Zolman shares four pieces of advice at Green Flag Day
Show up 15 minutes early. Smile. Have a positive attitude. And don’t compromise your integrity.
“Your life choices will haunt you or springboard you to success,” Zolman said. “Nobody likes being around negative jerks. There were two sides to Babe Ruth. He was one of the greatest baseball players ever, but he was also a drunk who cheated on his wife and told rookies they sucked and would never be as good as him, so why try? Do you think that person is going to blossom?”
“Don’t give in to social pressure and cut corners. You will get caught and it will bite you,” he said. “Everything you ever posted is on a server somewhere and can harm your career. That’s me being an employer and a dad. I’m being intentionally blunt and real because at the end of life all you’ve got is your reputation.”
The automotive industry hires accountants, service writers, parts managers, service managers, sales associates, social media and marketers.
“Don’t just think ‘mechanic.’ There are hundreds of jobs in the field,” Zolman said. “I have accountants and bookkeepers that are almost making six figures and five technicians in that range. Technicians in the middle earn $50,000-$60,000. Entry-level, $35,000-$45,000. But you have to work hard. You’re not going to show up at a job and, poof, make $25 an hour. You’ll advance faster with a degree, a good attitude and arriving early.”
His industry “used to be a man’s world,” Zolman said, “but women who have come in are usually smarter, faster, better communication skills, better work ethics and more efficient. I have nine females in key roles and two apprentice technicians who are so outgoing and friendly they are probably going to be service writers very quickly — a difference between $10 and $16 an hour.”
Zolman talked about his “heroes,” parents Bud and Diane from Kosciusko County.
“My dad was from Beaver Dam, my mom from Silver Lake,” said Zolman, accompanied by his wife, Tabitha.
“At 14, my father’s dad passed away, making him head of the household. His mother cut hair. He had an older sister and a younger brother. He started working at a salvage yard for free to get items. He first built a bicycle so he could get to and from places. Then he built a lawnmower he towed behind him to mow yards for 50 cents. He rode to school with a .22-rifle. Anything that moved was family dinner.”

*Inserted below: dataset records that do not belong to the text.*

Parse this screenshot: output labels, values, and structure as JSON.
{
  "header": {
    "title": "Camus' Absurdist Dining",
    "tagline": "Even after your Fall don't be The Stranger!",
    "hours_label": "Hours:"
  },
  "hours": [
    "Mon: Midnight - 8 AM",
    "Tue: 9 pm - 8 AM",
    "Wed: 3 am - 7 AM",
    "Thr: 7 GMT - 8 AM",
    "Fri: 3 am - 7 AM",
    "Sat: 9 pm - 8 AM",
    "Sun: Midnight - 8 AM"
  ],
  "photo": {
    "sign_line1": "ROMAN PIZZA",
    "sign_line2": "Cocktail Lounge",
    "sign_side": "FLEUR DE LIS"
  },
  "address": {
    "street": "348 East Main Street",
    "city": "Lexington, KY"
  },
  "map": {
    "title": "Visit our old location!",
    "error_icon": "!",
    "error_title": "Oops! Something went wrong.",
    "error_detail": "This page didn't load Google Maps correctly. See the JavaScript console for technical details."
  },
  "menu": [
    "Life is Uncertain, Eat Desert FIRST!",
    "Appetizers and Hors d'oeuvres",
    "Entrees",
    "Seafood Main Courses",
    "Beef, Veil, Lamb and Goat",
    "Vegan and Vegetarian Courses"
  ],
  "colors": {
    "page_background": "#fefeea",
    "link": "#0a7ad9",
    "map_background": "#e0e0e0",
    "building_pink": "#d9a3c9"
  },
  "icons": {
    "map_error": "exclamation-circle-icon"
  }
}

“My mom was on the tractor plowing fields at 7,” Zolman said. “Very meager beginnings. I tell you that because regardless where you’re from or your economic status — Mom and Dad never went to college — if you work hard and have integrity, you can change whatever situation you’re in.”
In 1966, Bud, a mechanic and local race car driver, helped Ray Monteith start Monteith Tire in Warsaw.
“In 1978,” Zolman said, “there was an opportunity to go out on his own in Mishawaka, where my dad knew no one.”
With 21-percent interest rates, “It was not a good time to borrow money,” Zolman said, “but when you’re in that chapter of your life sometimes you don’t know that. They got through that bad financial time and I went to Ball State University, where I was a varsity swimmer. They wanted me to do something else than the family business, but I decided if I was going to work hard, I’d rather work hard for Mom and Dad. When I came back I worked two years at the main store.
“In 1995, we knew the owners of Granger Tire and bought them out. That was my first opportunity to be an entrepreneur. We bought two more stores in 1997. With four, I had to find people I trusted because I can’t wear all the hats. In 1999, we bought out Ron Martin Tire and tore down the Niles building about seven years ago for our first new build,” which opened Aug. 29, 2011.
In 2004, Zolman acquired Tire Service, a family business since 1952.
“Of two owners plus seven employees, five are still with us, including Bob Ross, one of my right-hand people,” Zolman said. “Relationships are very important to my family and in business.
“In 2007, we added on to our building, starting a fleet department that grew. We bought the building behind us. It’s now three acres, a 26,000-square-foot building and 30 people in that division. We do semi tires, wheels, retreads and 13 diesel mechanics work on semis, tractor trailers, Bobcats and Ditch Witches.
“We’ve been fortunate to win favorite auto repair 15 years in a row. We also won favorite tire store, 2016-17, because of hard-working employees who do the right thing every day. In March I bought out a competitor for our eighth location, an 80,000-square-foot commercial tire center.”